(Data about app and page elements)

+ + + + +

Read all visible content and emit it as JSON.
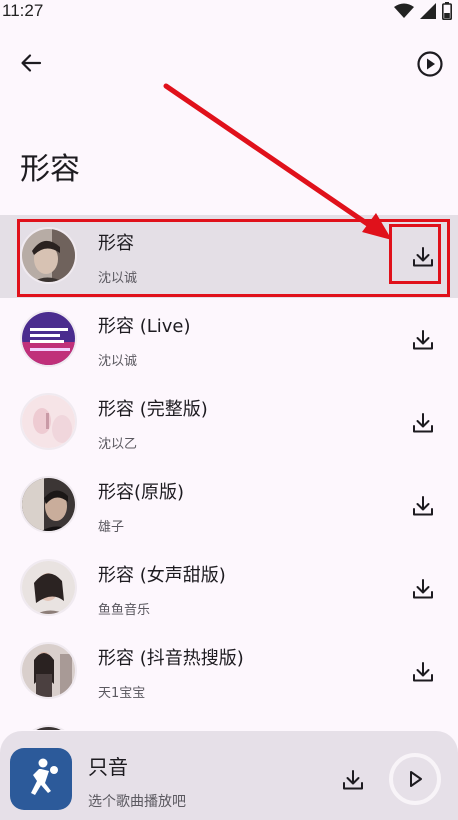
{
  "status": {
    "time": "11:27"
  },
  "header": {
    "back_icon": "arrow-back-icon",
    "play_all_icon": "play-circle-icon"
  },
  "page": {
    "title": "形容"
  },
  "songs": [
    {
      "title": "形容",
      "artist": "沈以诚",
      "selected": true
    },
    {
      "title": "形容 (Live)",
      "artist": "沈以诚",
      "selected": false
    },
    {
      "title": "形容 (完整版)",
      "artist": "沈以乙",
      "selected": false
    },
    {
      "title": "形容(原版)",
      "artist": "雄子",
      "selected": false
    },
    {
      "title": "形容 (女声甜版)",
      "artist": "鱼鱼音乐",
      "selected": false
    },
    {
      "title": "形容 (抖音热搜版)",
      "artist": "天1宝宝",
      "selected": false
    },
    {
      "title": "",
      "artist": "",
      "selected": false
    }
  ],
  "player": {
    "title": "只音",
    "subtitle": "选个歌曲播放吧"
  },
  "colors": {
    "background": "#fdf7fd",
    "selected_row": "#e4dfe6",
    "annotation_red": "#e0111b",
    "player_bar": "#e6e0e8",
    "app_icon_bg": "#2c5a9a"
  }
}
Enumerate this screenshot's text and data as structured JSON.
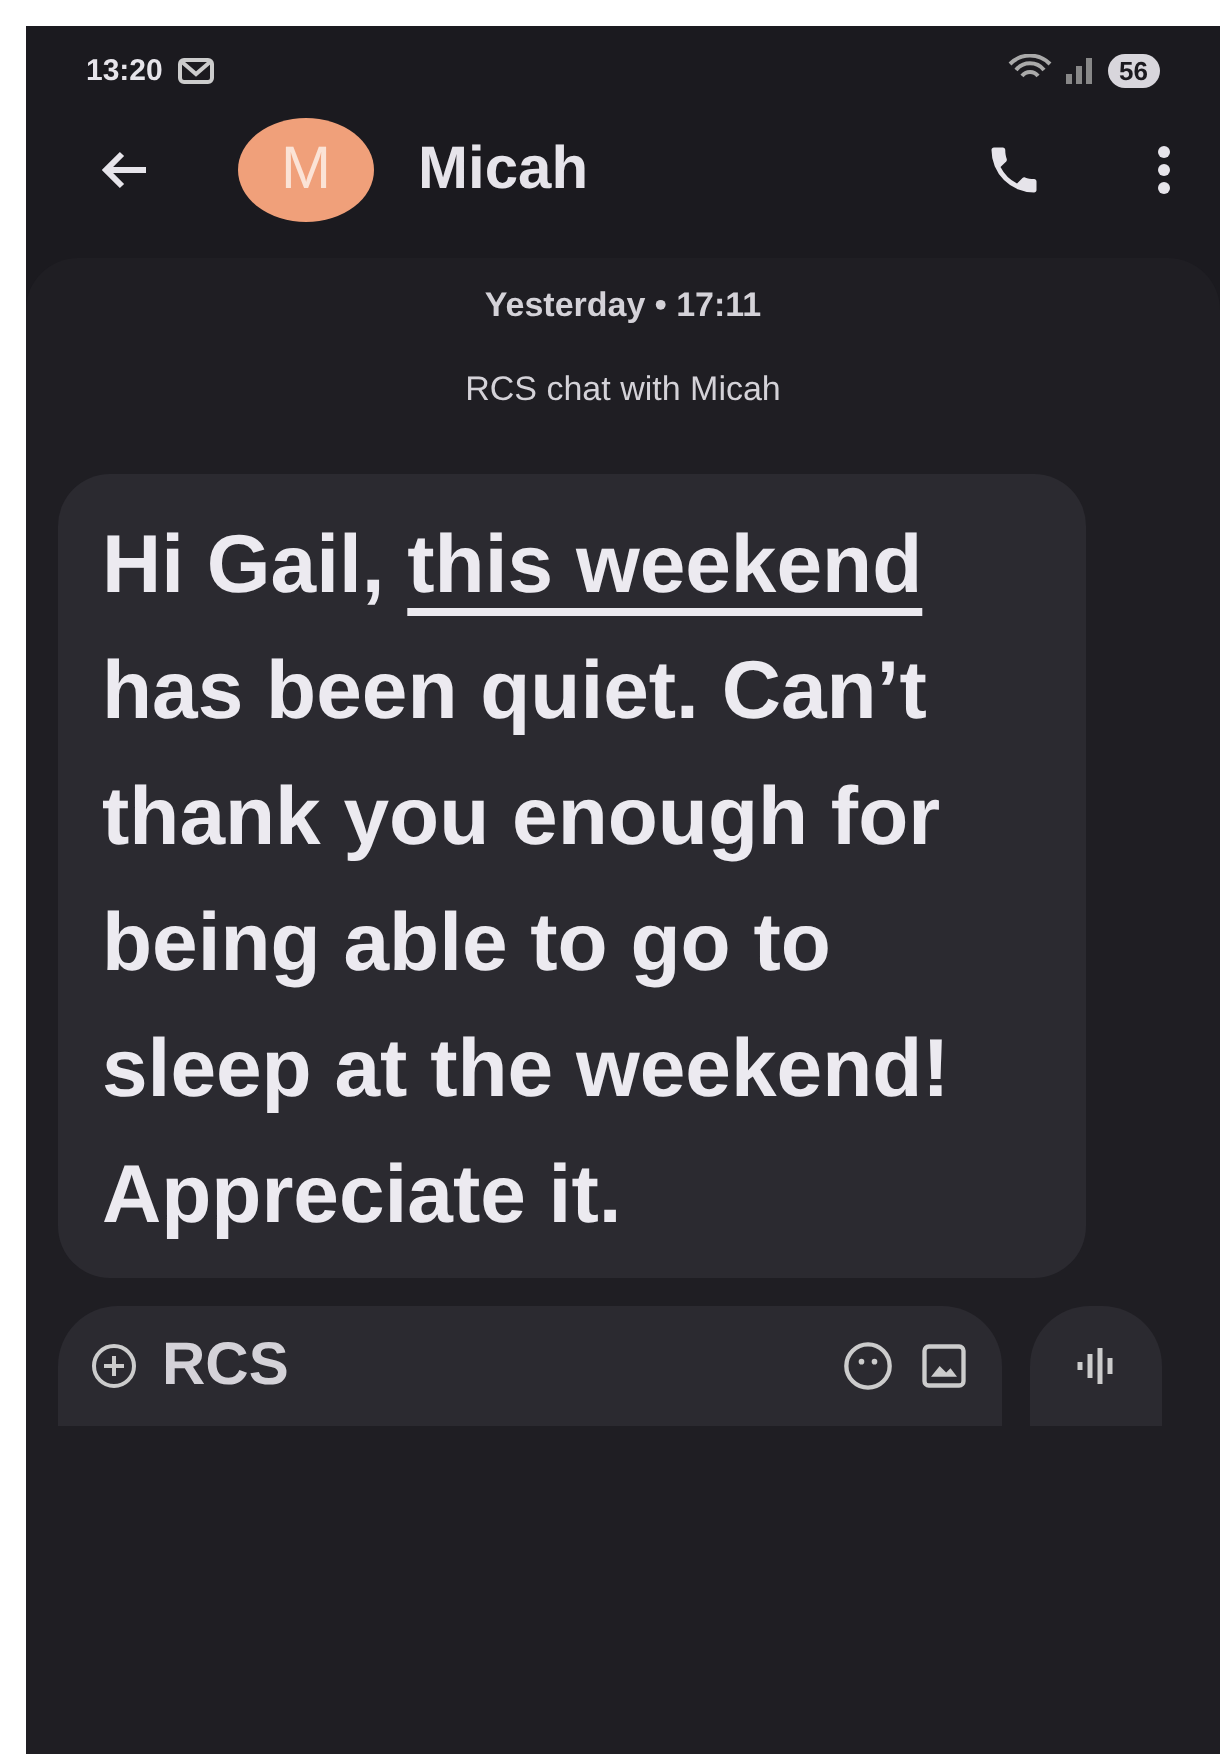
{
  "status_bar": {
    "time": "13:20",
    "battery": "56"
  },
  "header": {
    "avatar_letter": "M",
    "contact": "Micah"
  },
  "timestamp": "Yesterday • 17:11",
  "chat_info": "RCS chat with Micah",
  "message": {
    "parts": [
      {
        "kind": "text",
        "text": "Hi Gail, "
      },
      {
        "kind": "link",
        "text": "this weekend"
      },
      {
        "kind": "text",
        "text": " has been quiet. Can’t thank you enough for being able to go to sleep at the weekend! Appreciate it."
      }
    ]
  },
  "composer": {
    "placeholder": "RCS"
  }
}
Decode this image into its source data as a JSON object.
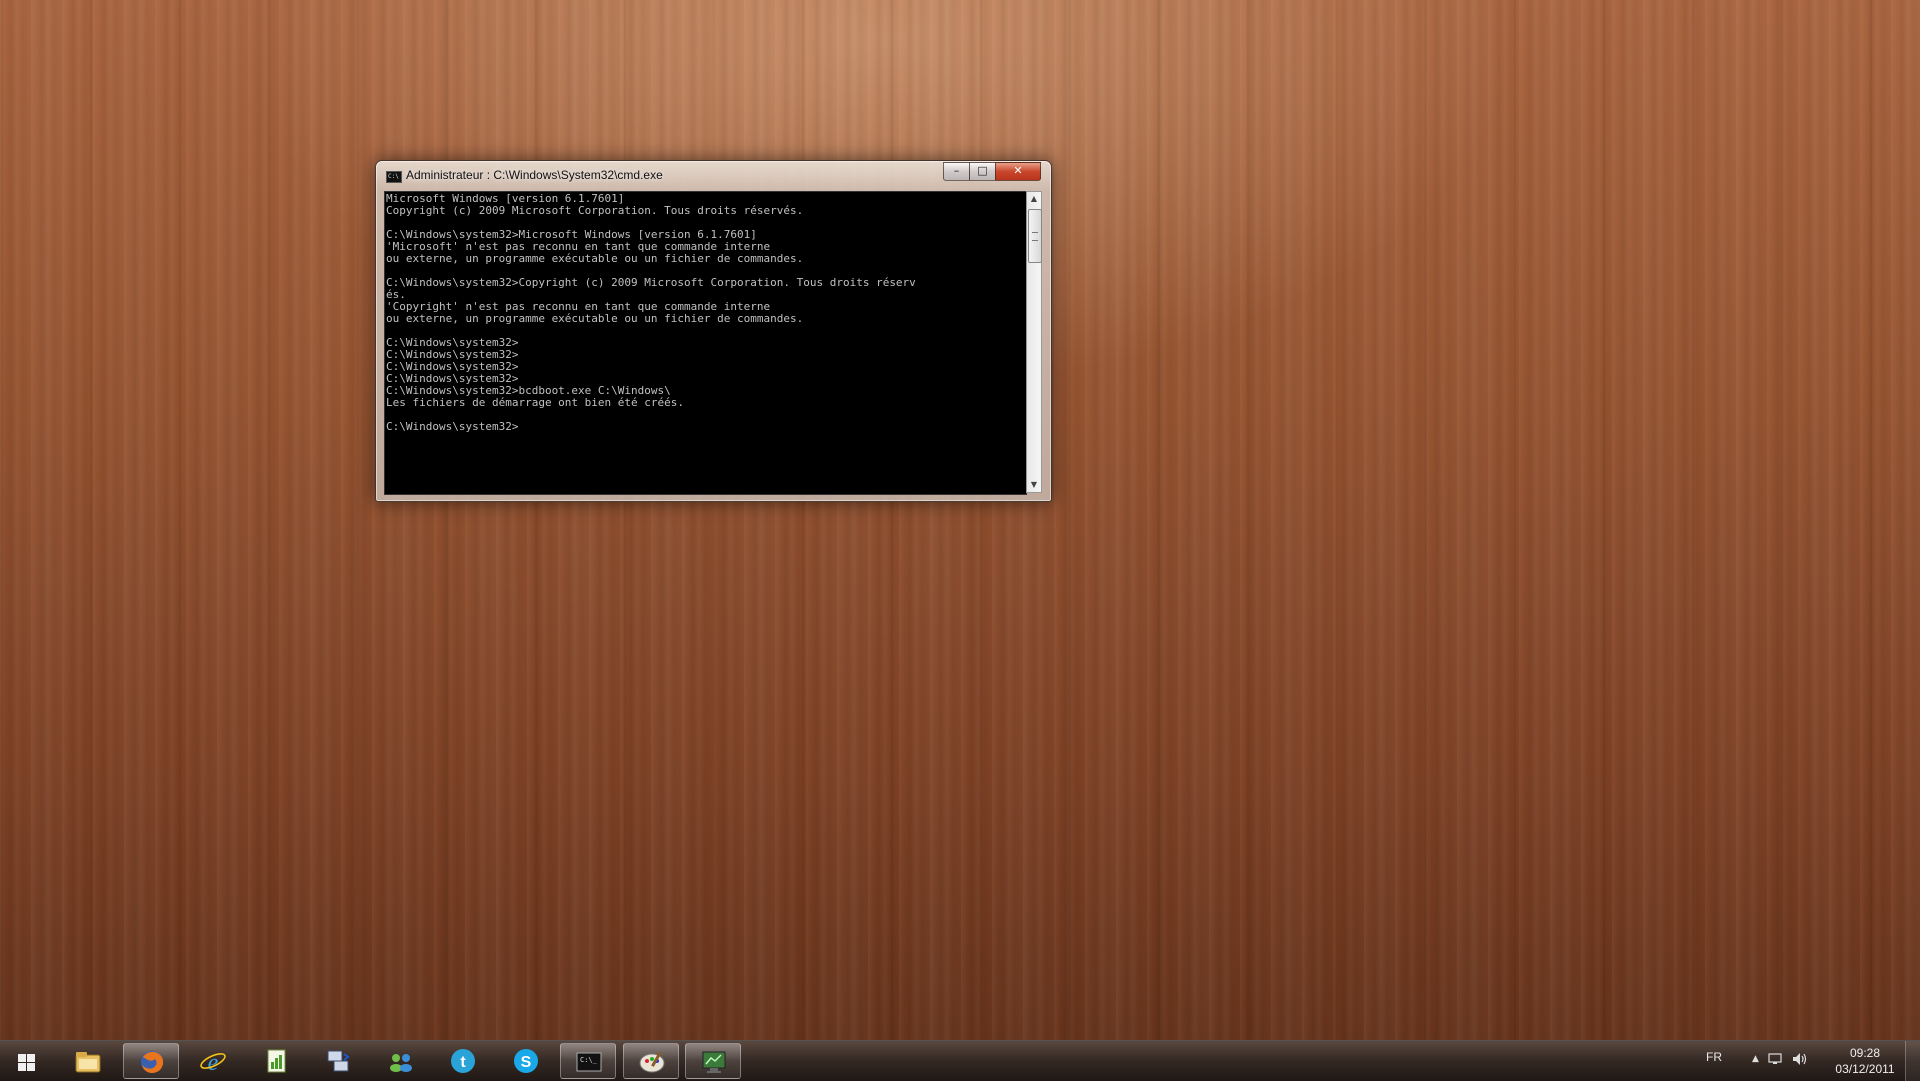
{
  "cmd_window": {
    "title": "Administrateur : C:\\Windows\\System32\\cmd.exe",
    "minimize_glyph": "–",
    "maximize_glyph": "□",
    "close_glyph": "✕",
    "console_lines": [
      "Microsoft Windows [version 6.1.7601]",
      "Copyright (c) 2009 Microsoft Corporation. Tous droits réservés.",
      "",
      "C:\\Windows\\system32>Microsoft Windows [version 6.1.7601]",
      "'Microsoft' n'est pas reconnu en tant que commande interne",
      "ou externe, un programme exécutable ou un fichier de commandes.",
      "",
      "C:\\Windows\\system32>Copyright (c) 2009 Microsoft Corporation. Tous droits réserv",
      "és.",
      "'Copyright' n'est pas reconnu en tant que commande interne",
      "ou externe, un programme exécutable ou un fichier de commandes.",
      "",
      "C:\\Windows\\system32>",
      "C:\\Windows\\system32>",
      "C:\\Windows\\system32>",
      "C:\\Windows\\system32>",
      "C:\\Windows\\system32>bcdboot.exe C:\\Windows\\",
      "Les fichiers de démarrage ont bien été créés.",
      "",
      "C:\\Windows\\system32>"
    ]
  },
  "taskbar": {
    "apps": [
      {
        "name": "file-explorer-icon",
        "active": false
      },
      {
        "name": "firefox-icon",
        "active": true
      },
      {
        "name": "internet-explorer-icon",
        "active": false
      },
      {
        "name": "notepad-chart-icon",
        "active": false
      },
      {
        "name": "network-transfer-icon",
        "active": false
      },
      {
        "name": "contacts-icon",
        "active": false
      },
      {
        "name": "twitter-icon",
        "active": false
      },
      {
        "name": "skype-icon",
        "active": false
      },
      {
        "name": "command-prompt-icon",
        "active": true
      },
      {
        "name": "paint-icon",
        "active": true
      },
      {
        "name": "monitor-icon",
        "active": true
      }
    ],
    "tray": {
      "language": "FR",
      "time": "09:28",
      "date": "03/12/2011"
    }
  },
  "colors": {
    "console_bg": "#000000",
    "console_fg": "#c0c0c0",
    "close_button": "#c9462c"
  }
}
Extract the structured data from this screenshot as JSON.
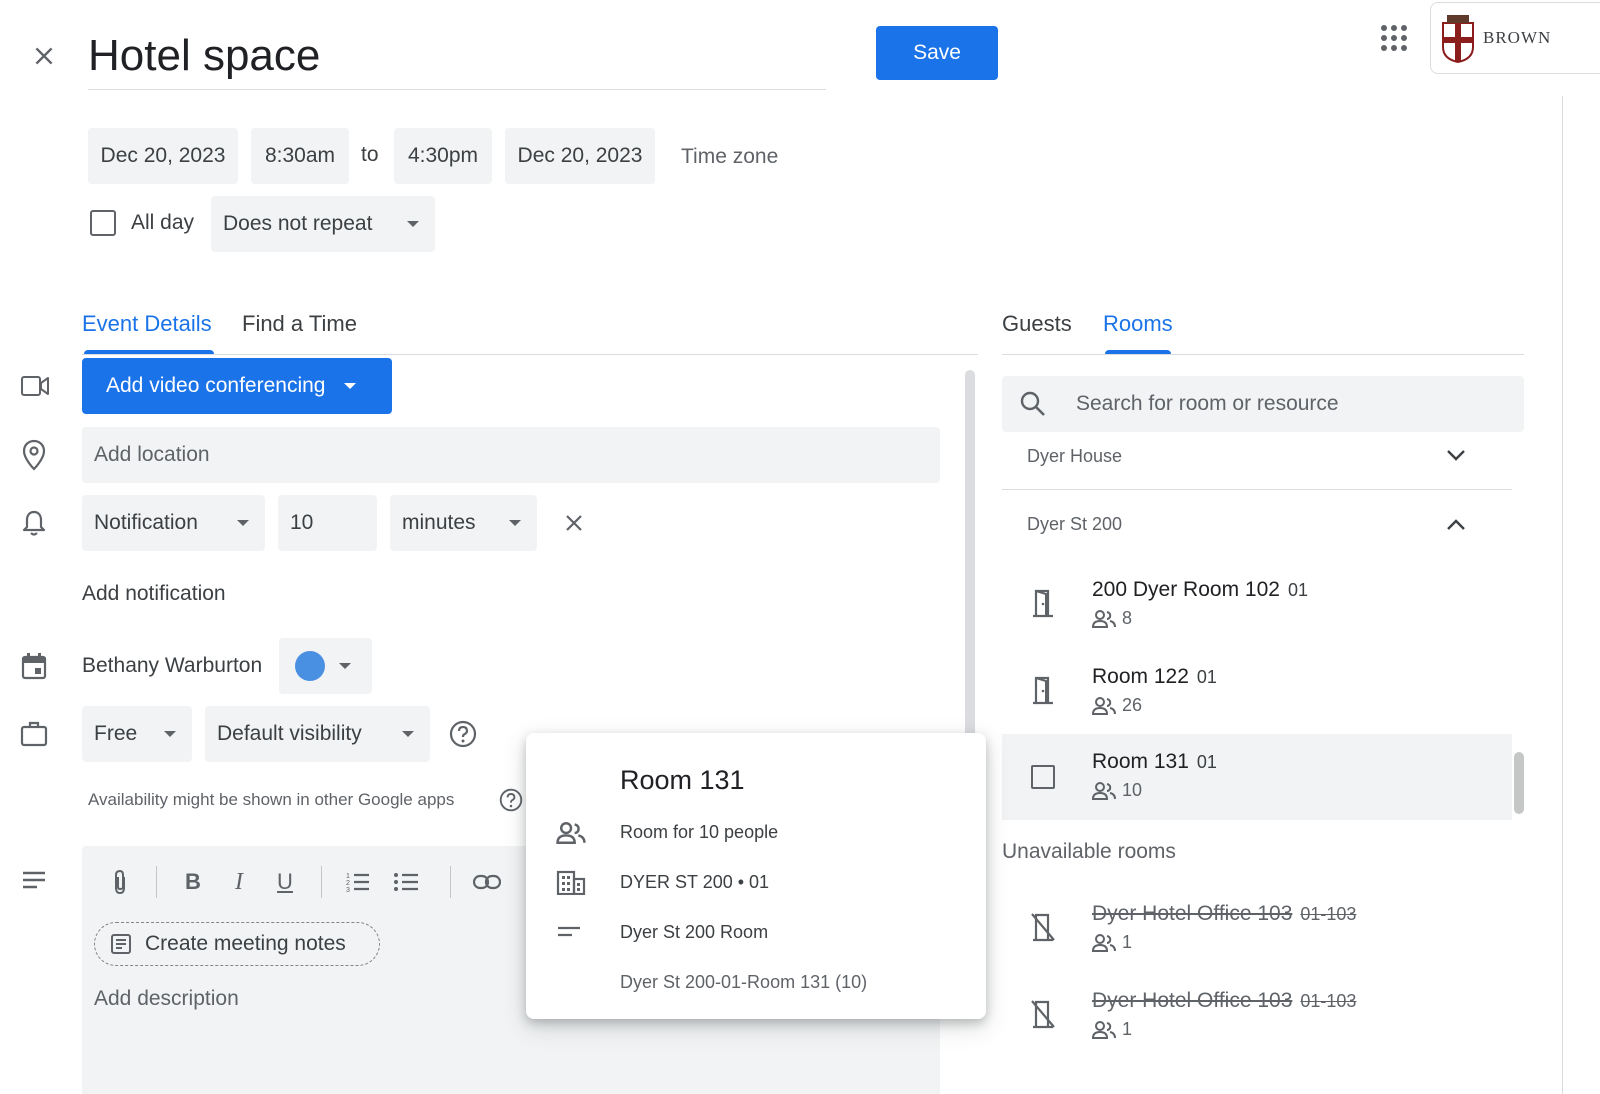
{
  "header": {
    "title": "Hotel space",
    "save_label": "Save",
    "org_logo_text": "BROWN"
  },
  "datetime": {
    "start_date": "Dec 20, 2023",
    "start_time": "8:30am",
    "to_label": "to",
    "end_time": "4:30pm",
    "end_date": "Dec 20, 2023",
    "time_zone_label": "Time zone",
    "all_day_label": "All day",
    "repeat_value": "Does not repeat"
  },
  "tabs_left": [
    {
      "label": "Event Details",
      "active": true
    },
    {
      "label": "Find a Time",
      "active": false
    }
  ],
  "details": {
    "video_button_label": "Add video conferencing",
    "location_placeholder": "Add location",
    "notification_type": "Notification",
    "notification_amount": "10",
    "notification_unit": "minutes",
    "add_notification_label": "Add notification",
    "calendar_owner": "Bethany Warburton",
    "calendar_color": "#4285f4",
    "busy_status": "Free",
    "visibility": "Default visibility",
    "availability_note": "Availability might be shown in other Google apps",
    "meeting_notes_label": "Create meeting notes",
    "description_placeholder": "Add description"
  },
  "tabs_right": [
    {
      "label": "Guests",
      "active": false
    },
    {
      "label": "Rooms",
      "active": true
    }
  ],
  "rooms": {
    "search_placeholder": "Search for room or resource",
    "groups": [
      {
        "label": "Dyer House",
        "expanded": false
      },
      {
        "label": "Dyer St 200",
        "expanded": true
      }
    ],
    "available": [
      {
        "name": "200 Dyer Room 102",
        "floor": "01",
        "capacity": "8"
      },
      {
        "name": "Room 122",
        "floor": "01",
        "capacity": "26"
      },
      {
        "name": "Room 131",
        "floor": "01",
        "capacity": "10"
      }
    ],
    "unavailable_label": "Unavailable rooms",
    "unavailable": [
      {
        "name": "Dyer Hotel Office 103",
        "floor": "01-103",
        "capacity": "1"
      },
      {
        "name": "Dyer Hotel Office 103",
        "floor": "01-103",
        "capacity": "1"
      }
    ]
  },
  "room_popup": {
    "title": "Room 131",
    "capacity_text": "Room for 10 people",
    "building_text": "DYER ST 200 • 01",
    "description_text": "Dyer St 200 Room",
    "full_name": "Dyer St 200-01-Room 131 (10)"
  },
  "colors": {
    "accent": "#1a73e8",
    "save_button": "#1a73e8",
    "field_bg": "#f1f3f4"
  }
}
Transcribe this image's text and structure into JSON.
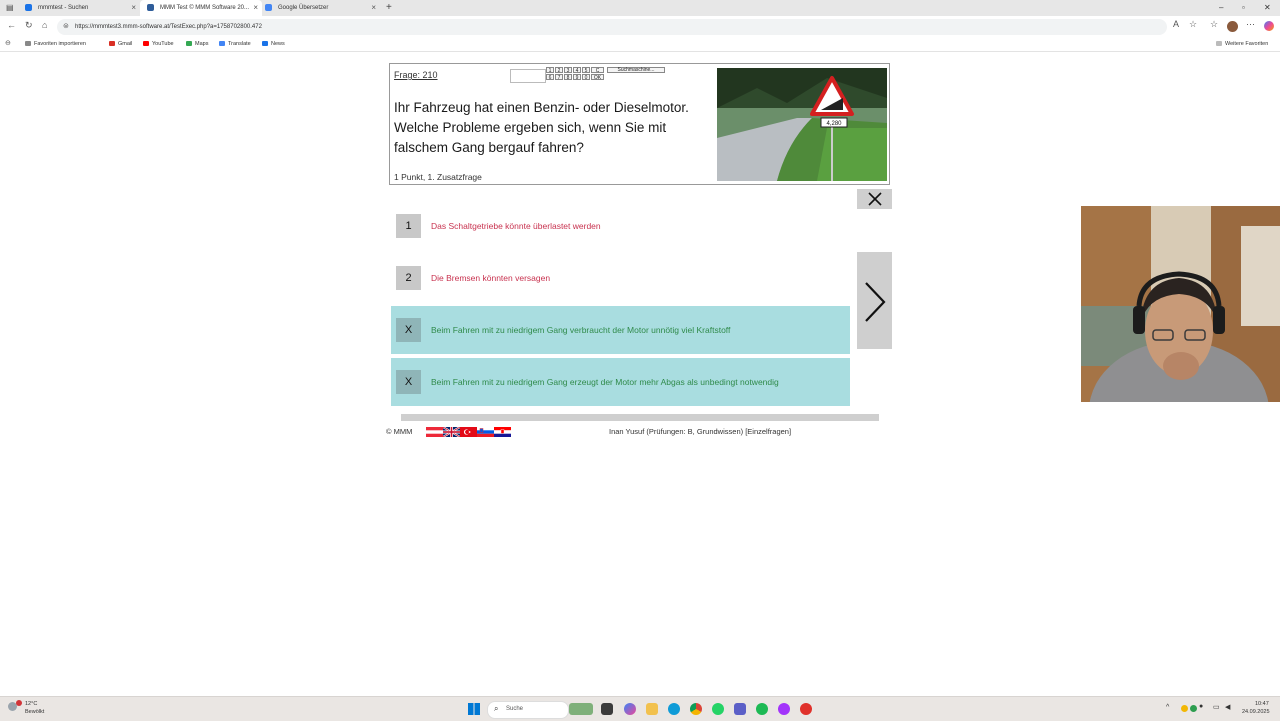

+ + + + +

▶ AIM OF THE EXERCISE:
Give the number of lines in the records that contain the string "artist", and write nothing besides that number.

▶ RESPONSE:
7